People v. Taylor
2020 COA 79. No. 17CA2273. Criminal Law—Attempted Second Degree Murder—Consecutive Sentencing—Habitual Criminal—Crime of Violence.
May 14, 2020
Following a traffic stop, defendant was charged with aggravated motor vehicle theft, possession of a controlled substance, possession with intent to manufacture or distribute marijuana or marijuana concentrate, driving under restraint, failure to signal for a turn, and illegal possession or consumption of alcohol in a motor vehicle. Defendant pleaded not guilty to the charges on August 29, 2016. The district court set defendant’s pretrial readiness conference for January 23, 2017 and set his jury trial for January 24, 2017. When defendant failed to appear for the pretrial readiness conference, the court vacated his trial date. The court later concluded that by failing to appear at the trial call and by failing to be present to demand trial on his trial date, defendant waived his right to speedy trial.
During a subsequent pretrial hearing, defendant moved to dismiss the charges against him on speedy trial grounds. The court denied the motion. Defendant’s trial was eventually held on June 20–21, 2017. A jury found him guilty of aggravated motor vehicle theft, possession of a controlled substance, possession of marijuana, failure to signal for a turn, and illegal possession or consumption of alcohol in a motor vehicle.
On appeal, defendant argued that the district court violated his statutory right to a speedy trial. The Colorado speedy trial statute requires that a person accused of a crime be brought to trial within six months of his or her not guilty plea. The six-month period is extended if the defendant fails to appear on the “trial date.” A pretrial readiness conference is not a trial date, so defendant’s failure to appear at his pretrial readiness conference did not authorize the district court to extend his speedy trial period. Further, because defendant no longer had a trial date when he failed to appear on January 24, his speedy trial period was not reset. Nearly 10 months elapsed between defendant’s not guilty plea and his trial, which exceeded the six-month speedy trial period. Thus, the district court violated defendant’s statutory right to a speedy trial.
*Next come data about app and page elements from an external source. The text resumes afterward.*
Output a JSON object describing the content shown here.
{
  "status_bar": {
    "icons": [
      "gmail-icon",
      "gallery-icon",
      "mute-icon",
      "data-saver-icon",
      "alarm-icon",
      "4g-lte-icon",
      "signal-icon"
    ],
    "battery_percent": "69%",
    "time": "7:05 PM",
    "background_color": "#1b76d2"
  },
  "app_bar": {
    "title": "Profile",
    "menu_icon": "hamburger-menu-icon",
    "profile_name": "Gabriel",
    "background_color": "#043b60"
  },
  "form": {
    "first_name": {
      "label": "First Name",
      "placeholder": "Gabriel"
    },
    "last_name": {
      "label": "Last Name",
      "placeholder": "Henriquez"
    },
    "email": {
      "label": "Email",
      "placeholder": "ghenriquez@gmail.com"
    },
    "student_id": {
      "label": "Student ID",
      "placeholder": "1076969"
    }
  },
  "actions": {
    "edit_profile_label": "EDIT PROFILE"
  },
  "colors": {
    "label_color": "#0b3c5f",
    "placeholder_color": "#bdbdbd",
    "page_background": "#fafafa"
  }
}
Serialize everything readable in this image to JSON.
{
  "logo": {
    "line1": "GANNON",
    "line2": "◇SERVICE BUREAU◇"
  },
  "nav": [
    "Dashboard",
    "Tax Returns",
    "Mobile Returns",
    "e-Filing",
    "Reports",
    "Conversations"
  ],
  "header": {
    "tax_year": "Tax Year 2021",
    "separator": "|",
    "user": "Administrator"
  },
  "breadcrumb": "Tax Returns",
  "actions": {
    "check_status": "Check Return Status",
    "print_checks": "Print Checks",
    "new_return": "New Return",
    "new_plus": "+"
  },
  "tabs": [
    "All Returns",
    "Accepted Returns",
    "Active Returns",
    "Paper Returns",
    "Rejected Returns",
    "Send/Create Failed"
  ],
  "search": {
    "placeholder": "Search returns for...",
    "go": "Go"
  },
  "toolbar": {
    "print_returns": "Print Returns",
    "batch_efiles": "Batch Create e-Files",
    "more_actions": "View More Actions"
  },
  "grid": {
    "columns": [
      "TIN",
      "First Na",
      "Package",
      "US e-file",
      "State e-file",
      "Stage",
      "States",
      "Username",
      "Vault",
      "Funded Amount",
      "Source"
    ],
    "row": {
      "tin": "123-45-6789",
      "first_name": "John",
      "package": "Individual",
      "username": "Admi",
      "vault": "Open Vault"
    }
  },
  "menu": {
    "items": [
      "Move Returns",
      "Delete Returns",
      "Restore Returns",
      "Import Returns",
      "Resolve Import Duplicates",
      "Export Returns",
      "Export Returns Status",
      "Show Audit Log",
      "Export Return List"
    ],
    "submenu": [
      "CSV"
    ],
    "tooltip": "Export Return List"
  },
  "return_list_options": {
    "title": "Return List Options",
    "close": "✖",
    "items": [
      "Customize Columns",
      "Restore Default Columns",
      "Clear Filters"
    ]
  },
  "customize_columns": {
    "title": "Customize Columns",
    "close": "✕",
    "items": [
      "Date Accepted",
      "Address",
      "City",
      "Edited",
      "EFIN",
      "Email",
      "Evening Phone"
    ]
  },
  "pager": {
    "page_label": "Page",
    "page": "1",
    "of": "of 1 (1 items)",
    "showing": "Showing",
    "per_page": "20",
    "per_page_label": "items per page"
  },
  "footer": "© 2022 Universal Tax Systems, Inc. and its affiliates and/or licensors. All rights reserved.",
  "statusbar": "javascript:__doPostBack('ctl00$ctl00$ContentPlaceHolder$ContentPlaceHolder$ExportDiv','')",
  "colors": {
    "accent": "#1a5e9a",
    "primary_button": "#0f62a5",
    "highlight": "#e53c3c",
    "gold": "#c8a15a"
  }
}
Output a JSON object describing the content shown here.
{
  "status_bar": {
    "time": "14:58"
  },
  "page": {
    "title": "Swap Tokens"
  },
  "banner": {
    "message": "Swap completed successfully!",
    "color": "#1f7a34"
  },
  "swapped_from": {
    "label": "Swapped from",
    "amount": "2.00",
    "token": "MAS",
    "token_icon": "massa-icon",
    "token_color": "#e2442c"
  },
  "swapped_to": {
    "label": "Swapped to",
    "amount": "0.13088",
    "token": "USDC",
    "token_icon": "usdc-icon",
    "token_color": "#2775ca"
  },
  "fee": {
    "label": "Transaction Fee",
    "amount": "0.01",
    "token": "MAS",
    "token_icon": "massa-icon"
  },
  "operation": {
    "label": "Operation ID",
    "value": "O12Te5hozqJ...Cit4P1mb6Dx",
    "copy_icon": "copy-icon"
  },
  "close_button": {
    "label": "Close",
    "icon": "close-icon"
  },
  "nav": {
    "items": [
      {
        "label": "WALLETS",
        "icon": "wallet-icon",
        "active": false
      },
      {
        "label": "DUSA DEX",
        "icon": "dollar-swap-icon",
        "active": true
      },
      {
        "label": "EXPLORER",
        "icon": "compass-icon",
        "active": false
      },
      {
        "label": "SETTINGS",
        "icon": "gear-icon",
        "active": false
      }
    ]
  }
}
The judgment was vacated and the case was remanded to the district court with instructions to dismiss the charges filed against defendant with prejudice.